While I love to hunt, it is the photography opportunities at Campos Viejos that I want to share with you in this log. I have taken photos on the ranch about a half-dozen times over the past few years and I absolutely enjoy shooting there. The ranch is over 1,000 acres in size and Hardy has approximately 6 photo blinds overlooking dedicated ponds, including one raptor blind. Two of the blinds are very spacious and can fit 4-5 photographers comfortably. The others are one-man blinds that have been placed in dug-out pits to give the photographer a low-angle perspective.
The ranch is equipped with a lodge, complete with wide screen HDTV, wifi, and pool table. It’s a nice place to spend the hottest part of the day, downloading/editing the images photographed that day. In 2006, Hardy participated in the Valley Land Fund wildlife photo contest. Shooting entirely on his own ranch, Hardy was the First Grand Prize winner which is a testament not only of Hardy’s skills, but also of the abundance of bird, mammal, and reptile species that inhabit the ranch. Below are only a few of the images that I have captured at Campos Viejos. Click on any of the pictures for a higher-resolution image.
For additional images, and to setup a photographic safari at the Campos Viejos ranch, you can contact Hardy through the Campos Viejos homepage.
Equipment: Like most South Texas ranches with photographic blinds, you will need a long telephoto lens for birds (500-600mm). However, these long focal lengths can present a problem when mammals appear and you’ll be left with the dilemma of taking a close portrait, or switching to a second lens.
The tight bobcat portrait above is an example of what I’m referring to. I had been shooting dove and quail with a 500mm lens when the bobcat suddenly appeared. At the time I had only one camera body and I knew I had to make a fast decision. I opted for the tight portrait rather than risk losing any shot by switching lenses. After I was convinced I had a good portrait, I quickly and quietly changed to my 70-200/2.8 lens. I had to shoot handheld and I was able to get some decent shots this way, but I preferred the portrait as I loved the trickle of water from the bobcat’s mouth.
I highly recommend a two-camera setup. One with the long telephoto and the other with a high quality zoom.

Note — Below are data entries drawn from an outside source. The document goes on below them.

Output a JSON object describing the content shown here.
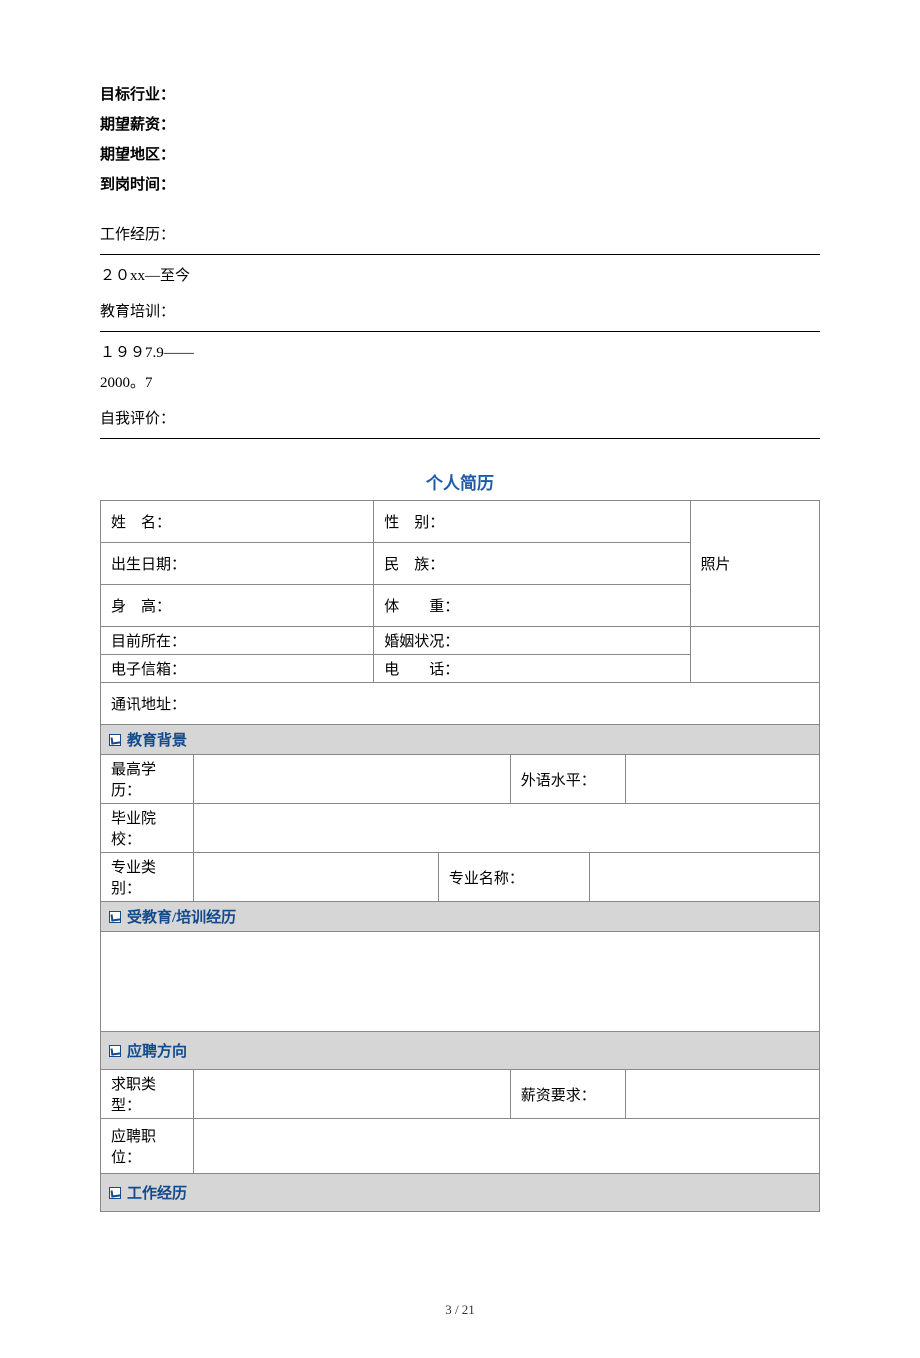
{
  "topFields": {
    "targetIndustry": "目标行业：",
    "expectedSalary": "期望薪资：",
    "expectedLocation": "期望地区：",
    "startTime": "到岗时间："
  },
  "workExp": {
    "label": "工作经历：",
    "period": "２０xx—至今"
  },
  "eduTraining": {
    "label": "教育培训：",
    "period1": "１９９7.9——",
    "period2": "2000。7"
  },
  "selfEval": {
    "label": "自我评价："
  },
  "resumeTitle": "个人简历",
  "basicInfo": {
    "name": "姓　名：",
    "gender": "性　别：",
    "birthDate": "出生日期：",
    "ethnicity": "民　族：",
    "height": "身　高：",
    "weight": "体　　重：",
    "currentLocation": "目前所在：",
    "maritalStatus": "婚姻状况：",
    "email": "电子信箱：",
    "phone": "电　　话：",
    "address": "通讯地址：",
    "photo": "照片"
  },
  "sections": {
    "eduBackground": "教育背景",
    "eduTrainingHistory": "受教育/培训经历",
    "jobDirection": "应聘方向",
    "workHistory": "工作经历"
  },
  "edu": {
    "highestDegree": "最高学历：",
    "languageLevel": "外语水平：",
    "graduateSchool": "毕业院校：",
    "majorCategory": "专业类别：",
    "majorName": "专业名称："
  },
  "job": {
    "jobType": "求职类型：",
    "salaryReq": "薪资要求：",
    "position": "应聘职位："
  },
  "footer": "3 / 21"
}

If you are going to shoot with only one camera body, I think the ideal setup for this type of shooting is a high quality zoom on a crop-factor camera (e.g. Canon 7D and 100-400; Nikon D300s and 200-400/4).
That’s all for now folks and remember, spend some quality time with your kids outdoors, they’ll thank you for it someday…